FCC chairman Tom Wheeler wants to give people with disabilities a hand. Make that two hands, and in the process, a stronger voice.

Wheeler plans to announce Thursday at the TDI Conference in Baltimore that the FCC is making available an open source video platform to make it easier for the deaf, hard of hearing and deaf-blind community to communicate with federal agencies and businesses in American Sign Language (ASL).

“It is time for people who speak with their hands and hear with their eyes to enjoy modern advancements in communications technologies,” Wheeler planned to tell the conference according to the commission, which announced the initiative in tandem with the speech. “It’s time for you to be able to have your video products work together, so you can call whomever you wish, whenever you wish, from anywhere.  The platform we are launching has tremendous potential to ensure that you will be able to do this.” 

According to an FCC spokesperson, the commission already has a direct video system—the first federal agency to use interactive video to give the deaf and hard-of-hearing access to ASL consumer support—as does the Small Business Administration. Census Bureau, the Equal Employment Opportunity Commission, and the City of New York have all announced the plan to use such a system.

What the open source platform will do, says the spokesperson, is to "make it easier for other agencies as well as businesses to provide it and allow people to build off of the open source platform to find innovative ways to provide even more accessibilities."

The platform will provide mobile and desktop applications that will allow for voice and text, and for relay services to download to allow for direct communications.

It will also provide a set of interoperability standards to ensure "seamless usability while maintaining freedom of choice for all ASL users."

A beta version is planned for later this year, with a final version targeted for spring.

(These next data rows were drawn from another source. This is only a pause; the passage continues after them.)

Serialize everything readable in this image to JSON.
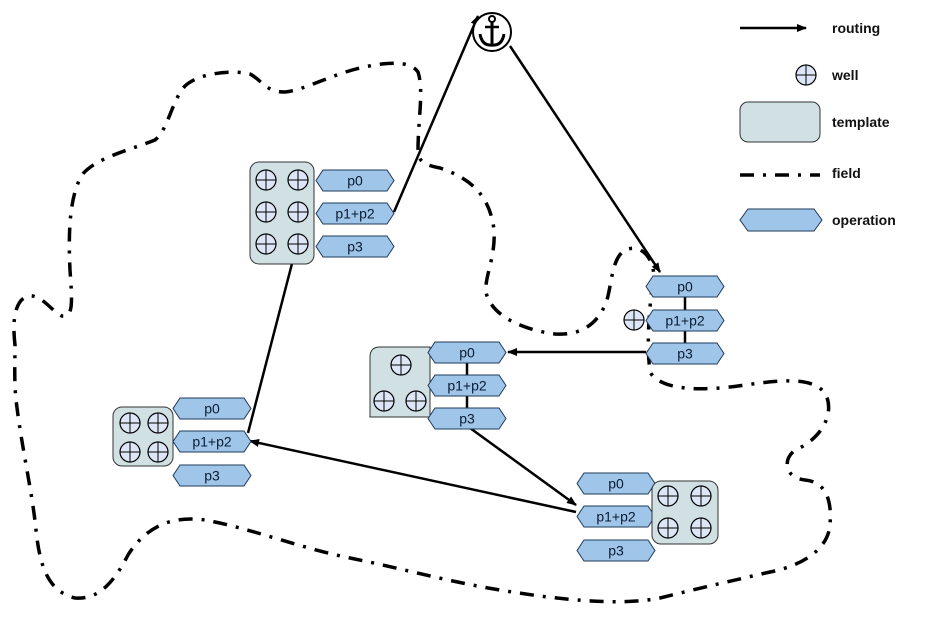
{
  "colors": {
    "operation_fill": "#9fc5e8",
    "operation_stroke": "#1f3a5a",
    "template_fill": "#d0e0e3",
    "well_fill": "#dde6f7",
    "line": "#000000"
  },
  "operations": {
    "p0": "p0",
    "p12": "p1+p2",
    "p3": "p3"
  },
  "legend": {
    "routing": "routing",
    "well": "well",
    "template": "template",
    "field": "field",
    "operation": "operation"
  },
  "anchor_icon": "anchor-icon"
}
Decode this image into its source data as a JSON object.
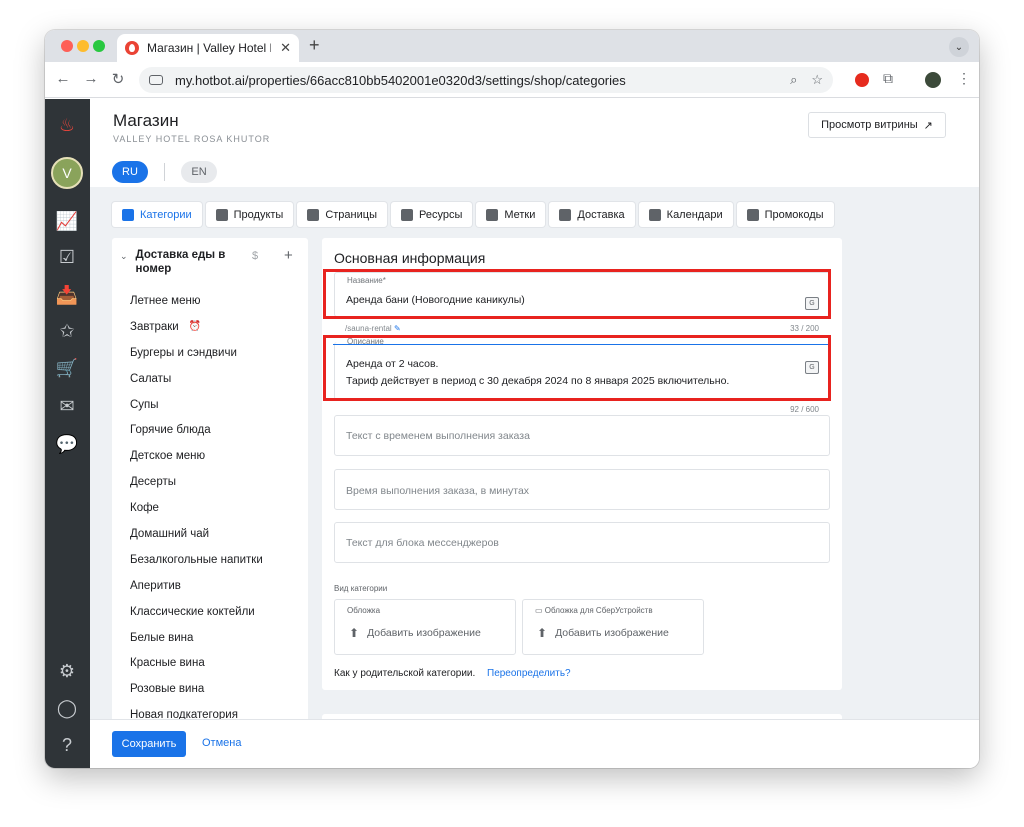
{
  "browser": {
    "tab_title": "Магазин | Valley Hotel Rosa K",
    "url": "my.hotbot.ai/properties/66acc810bb5402001e0320d3/settings/shop/categories"
  },
  "header": {
    "title": "Магазин",
    "subtitle": "VALLEY HOTEL ROSA KHUTOR",
    "storefront_button": "Просмотр витрины"
  },
  "languages": [
    "RU",
    "EN"
  ],
  "shop_tabs": [
    {
      "label": "Категории",
      "icon": "store-icon"
    },
    {
      "label": "Продукты",
      "icon": "grid-icon"
    },
    {
      "label": "Страницы",
      "icon": "page-icon"
    },
    {
      "label": "Ресурсы",
      "icon": "id-card-icon"
    },
    {
      "label": "Метки",
      "icon": "tag-icon"
    },
    {
      "label": "Доставка",
      "icon": "truck-icon"
    },
    {
      "label": "Календари",
      "icon": "calendar-icon"
    },
    {
      "label": "Промокоды",
      "icon": "promo-icon"
    }
  ],
  "categories": {
    "parent": "Доставка еды в номер",
    "items": [
      "Летнее меню",
      "Завтраки",
      "Бургеры и сэндвичи",
      "Салаты",
      "Супы",
      "Горячие блюда",
      "Детское меню",
      "Десерты",
      "Кофе",
      "Домашний чай",
      "Безалкогольные напитки",
      "Аперитив",
      "Классические коктейли",
      "Белые вина",
      "Красные вина",
      "Розовые вина",
      "Новая подкатегория"
    ]
  },
  "form": {
    "section_title": "Основная информация",
    "name_label": "Название*",
    "name_value": "Аренда бани (Новогодние каникулы)",
    "slug": "/sauna-rental",
    "name_counter": "33 / 200",
    "description_label": "Описание",
    "description_line1": "Аренда от 2 часов.",
    "description_line2": "Тариф действует в период с 30 декабря 2024 по 8 января 2025 включительно.",
    "description_counter": "92 / 600",
    "order_time_text_placeholder": "Текст с временем выполнения заказа",
    "order_time_minutes_placeholder": "Время выполнения заказа, в минутах",
    "messenger_text_placeholder": "Текст для блока мессенджеров",
    "category_view_label": "Вид категории",
    "cover_label": "Обложка",
    "sber_cover_label": "Обложка для СберУстройств",
    "add_image": "Добавить изображение",
    "inherit_text": "Как у родительской категории.",
    "override_link": "Переопределить?"
  },
  "footer": {
    "save": "Сохранить",
    "cancel": "Отмена"
  },
  "colors": {
    "accent": "#1a73e8",
    "highlight": "#e8231f",
    "sidebar": "#2f3438"
  }
}
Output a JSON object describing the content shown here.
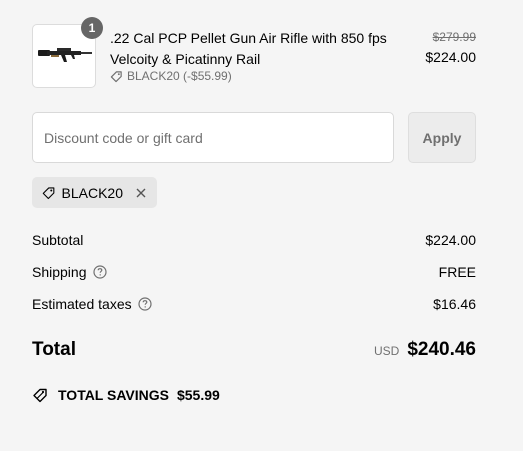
{
  "product": {
    "quantity": "1",
    "title": ".22 Cal PCP Pellet Gun Air Rifle with 850 fps Velcoity & Picatinny Rail",
    "discount_line": "BLACK20 (-$55.99)",
    "original_price": "$279.99",
    "price": "$224.00",
    "image_icon": "rifle-image"
  },
  "discount": {
    "placeholder": "Discount code or gift card",
    "value": "",
    "apply_label": "Apply",
    "applied_code": "BLACK20"
  },
  "summary": {
    "subtotal_label": "Subtotal",
    "subtotal_value": "$224.00",
    "shipping_label": "Shipping",
    "shipping_value": "FREE",
    "taxes_label": "Estimated taxes",
    "taxes_value": "$16.46",
    "total_label": "Total",
    "currency": "USD",
    "total_value": "$240.46"
  },
  "savings": {
    "label": "TOTAL SAVINGS",
    "amount": "$55.99"
  },
  "colors": {
    "background": "#f5f5f5",
    "muted_text": "#707070",
    "badge": "#666666",
    "tag_bg": "#e6e6e6"
  }
}
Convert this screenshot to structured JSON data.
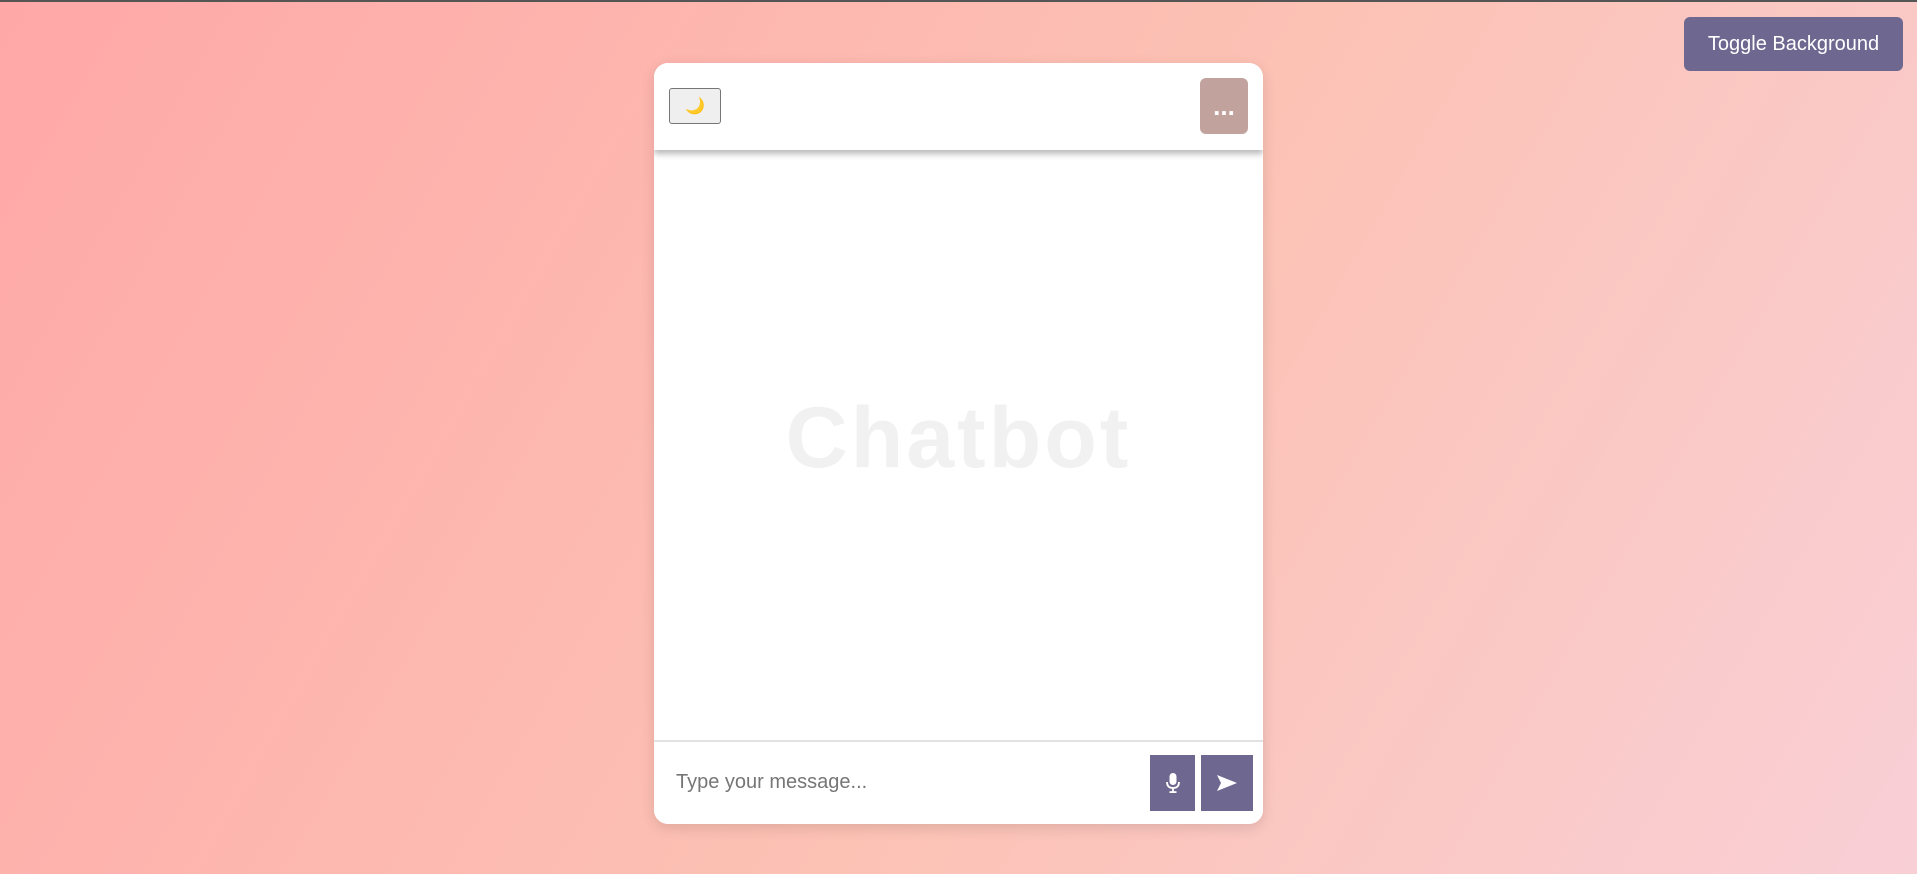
{
  "page": {
    "toggle_background_label": "Toggle Background"
  },
  "header": {
    "theme_toggle_icon": "moon-icon",
    "theme_toggle_glyph": "🌙",
    "menu_icon": "ellipsis-icon",
    "menu_glyph": "..."
  },
  "body": {
    "watermark": "Chatbot"
  },
  "footer": {
    "input_placeholder": "Type your message...",
    "input_value": "",
    "mic_icon": "microphone-icon",
    "send_icon": "send-arrow-icon"
  },
  "colors": {
    "accent": "#6e6890",
    "menu_button": "#c2a29c",
    "background_start": "#ffa8a8",
    "background_end": "#f9cfd6"
  }
}
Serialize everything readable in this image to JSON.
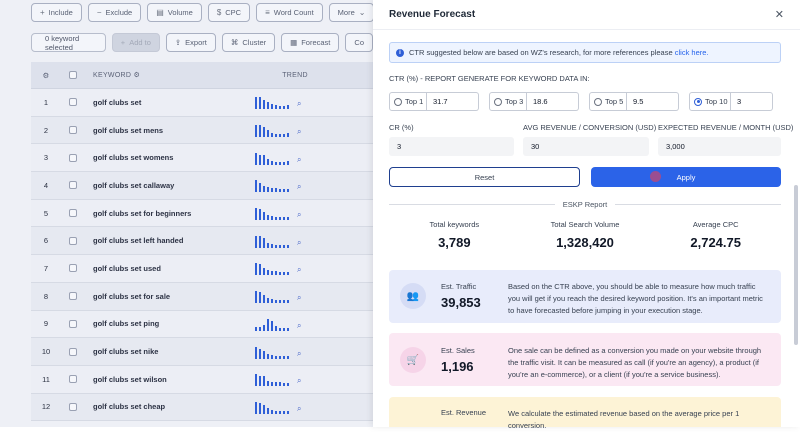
{
  "toolbar": {
    "filters": [
      {
        "label": "Include",
        "icon": "plus-icon"
      },
      {
        "label": "Exclude",
        "icon": "minus-icon"
      },
      {
        "label": "Volume",
        "icon": "volume-icon"
      },
      {
        "label": "CPC",
        "icon": "cpc-icon"
      },
      {
        "label": "Word Count",
        "icon": "word-count-icon"
      },
      {
        "label": "More",
        "icon": "chevron-down-icon"
      }
    ],
    "selected_count": "0 keyword selected",
    "actions": [
      {
        "label": "Add to",
        "icon": "plus-icon",
        "disabled": true
      },
      {
        "label": "Export",
        "icon": "export-icon",
        "disabled": false
      },
      {
        "label": "Cluster",
        "icon": "cluster-icon",
        "disabled": false
      },
      {
        "label": "Forecast",
        "icon": "forecast-icon",
        "disabled": false
      },
      {
        "label": "Co",
        "icon": "",
        "disabled": false
      }
    ]
  },
  "table": {
    "columns": {
      "keyword": "KEYWORD",
      "trend": "TREND"
    },
    "rows": [
      {
        "num": "1",
        "keyword": "golf clubs set"
      },
      {
        "num": "2",
        "keyword": "golf clubs set mens"
      },
      {
        "num": "3",
        "keyword": "golf clubs set womens"
      },
      {
        "num": "4",
        "keyword": "golf clubs set callaway"
      },
      {
        "num": "5",
        "keyword": "golf clubs set for beginners"
      },
      {
        "num": "6",
        "keyword": "golf clubs set left handed"
      },
      {
        "num": "7",
        "keyword": "golf clubs set used"
      },
      {
        "num": "8",
        "keyword": "golf clubs set for sale"
      },
      {
        "num": "9",
        "keyword": "golf clubs set ping"
      },
      {
        "num": "10",
        "keyword": "golf clubs set nike"
      },
      {
        "num": "11",
        "keyword": "golf clubs set wilson"
      },
      {
        "num": "12",
        "keyword": "golf clubs set cheap"
      }
    ]
  },
  "drawer": {
    "title": "Revenue Forecast",
    "info_text": "CTR suggested below are based on WZ's research, for more references please",
    "info_link": "click here.",
    "ctr_heading": "CTR (%) - REPORT GENERATE FOR KEYWORD DATA IN:",
    "tops": [
      {
        "label": "Top 1",
        "value": "31.7",
        "selected": false
      },
      {
        "label": "Top 3",
        "value": "18.6",
        "selected": false
      },
      {
        "label": "Top 5",
        "value": "9.5",
        "selected": false
      },
      {
        "label": "Top 10",
        "value": "3",
        "selected": true
      }
    ],
    "cr_label": "CR (%)",
    "cr_value": "3",
    "avg_rev_label": "AVG REVENUE / CONVERSION (USD)",
    "avg_rev_value": "30",
    "exp_rev_label": "EXPECTED REVENUE / MONTH (USD)",
    "exp_rev_value": "3,000",
    "reset_label": "Reset",
    "apply_label": "Apply",
    "report_title": "ESKP Report",
    "stats": [
      {
        "label": "Total keywords",
        "value": "3,789"
      },
      {
        "label": "Total Search Volume",
        "value": "1,328,420"
      },
      {
        "label": "Average CPC",
        "value": "2,724.75"
      }
    ],
    "cards": [
      {
        "label": "Est. Traffic",
        "value": "39,853",
        "icon": "users-icon",
        "desc": "Based on the CTR above, you should be able to measure how much traffic you will get if you reach the desired keyword position. It's an important metric to have forecasted before jumping in your execution stage."
      },
      {
        "label": "Est. Sales",
        "value": "1,196",
        "icon": "cart-icon",
        "desc": "One sale can be defined as a conversion you made on your website through the traffic visit. It can be measured as call (if you're an agency), a product (if you're an e-commerce), or a client (if you're a service business)."
      },
      {
        "label": "Est. Revenue",
        "value": "",
        "icon": "revenue-icon",
        "desc": "We calculate the estimated revenue based on the average price per 1 conversion."
      }
    ]
  },
  "colors": {
    "accent": "#2b63e8",
    "traffic_card": "#e8ecfb",
    "sales_card": "#fbe8f3",
    "revenue_card": "#fdf3d6"
  }
}
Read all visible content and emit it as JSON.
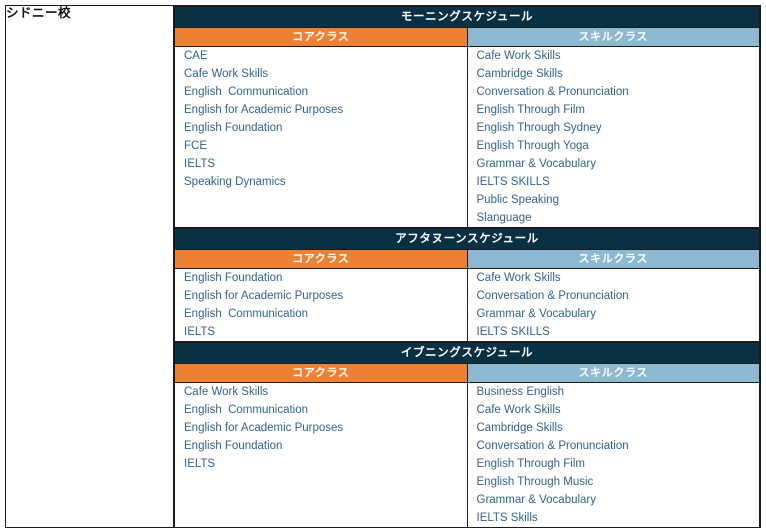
{
  "campus": {
    "name": "シドニー校"
  },
  "colors": {
    "section_header_bg": "#0a3043",
    "core_header_bg": "#ed8033",
    "skill_header_bg": "#8cb8d2",
    "list_text": "#31658c",
    "border": "#1b1b1b",
    "page_bg": "#ffffff"
  },
  "column_headers": {
    "core": "コアクラス",
    "skill": "スキルクラス"
  },
  "schedules": [
    {
      "title": "モーニングスケジュール",
      "core_label": "コアクラス",
      "skill_label": "スキルクラス",
      "core_classes": [
        "CAE",
        "Cafe Work Skills",
        "English  Communication",
        "English for Academic Purposes",
        "English Foundation",
        "FCE",
        "IELTS",
        "Speaking Dynamics"
      ],
      "skill_classes": [
        "Cafe Work Skills",
        "Cambridge Skills",
        "Conversation & Pronunciation",
        "English Through Film",
        "English Through Sydney",
        "English Through Yoga",
        "Grammar & Vocabulary",
        "IELTS SKILLS",
        "Public Speaking",
        "Slanguage"
      ]
    },
    {
      "title": "アフタヌーンスケジュール",
      "core_label": "コアクラス",
      "skill_label": "スキルクラス",
      "core_classes": [
        "English Foundation",
        "English for Academic Purposes",
        "English  Communication",
        "IELTS"
      ],
      "skill_classes": [
        "Cafe Work Skills",
        "Conversation & Pronunciation",
        "Grammar & Vocabulary",
        "IELTS SKILLS"
      ]
    },
    {
      "title": "イブニングスケジュール",
      "core_label": "コアクラス",
      "skill_label": "スキルクラス",
      "core_classes": [
        "Cafe Work Skills",
        "English  Communication",
        "English for Academic Purposes",
        "English Foundation",
        "IELTS"
      ],
      "skill_classes": [
        "Business English",
        "Cafe Work Skills",
        "Cambridge Skills",
        "Conversation & Pronunciation",
        "English Through Film",
        "English Through Music",
        "Grammar & Vocabulary",
        "IELTS Skills"
      ]
    }
  ]
}
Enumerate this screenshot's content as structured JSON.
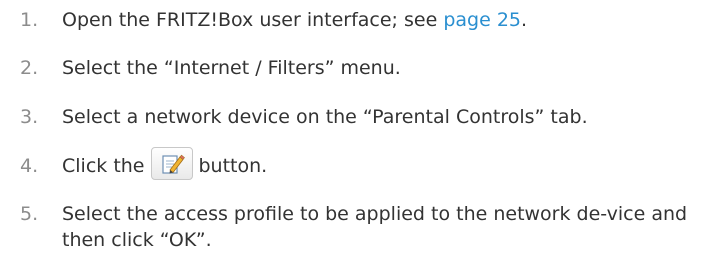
{
  "steps": [
    {
      "number": "1.",
      "text_before": "Open the FRITZ!Box user interface; see ",
      "link": "page 25",
      "text_after": "."
    },
    {
      "number": "2.",
      "text": "Select the “Internet / Filters” menu."
    },
    {
      "number": "3.",
      "text": "Select a network device on the “Parental Controls” tab."
    },
    {
      "number": "4.",
      "text_before": "Click the",
      "button_icon": "edit-icon",
      "text_after": "button."
    },
    {
      "number": "5.",
      "text": "Select the access profile to be applied to the network de-vice and then click “OK”."
    }
  ],
  "colors": {
    "text": "#333333",
    "number": "#8c8c8c",
    "link": "#2a8fd0"
  }
}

Wheeler has said that deployment of advance communications to all Americans means the disabled community, and he has backed that up with a number of initiatives, mostly in implementing the Twenty First Century Communications and Video Accessibility Act. Those include text-to-911, accessibility of emergency information, closed captioning standards and creating a disability advisory committee.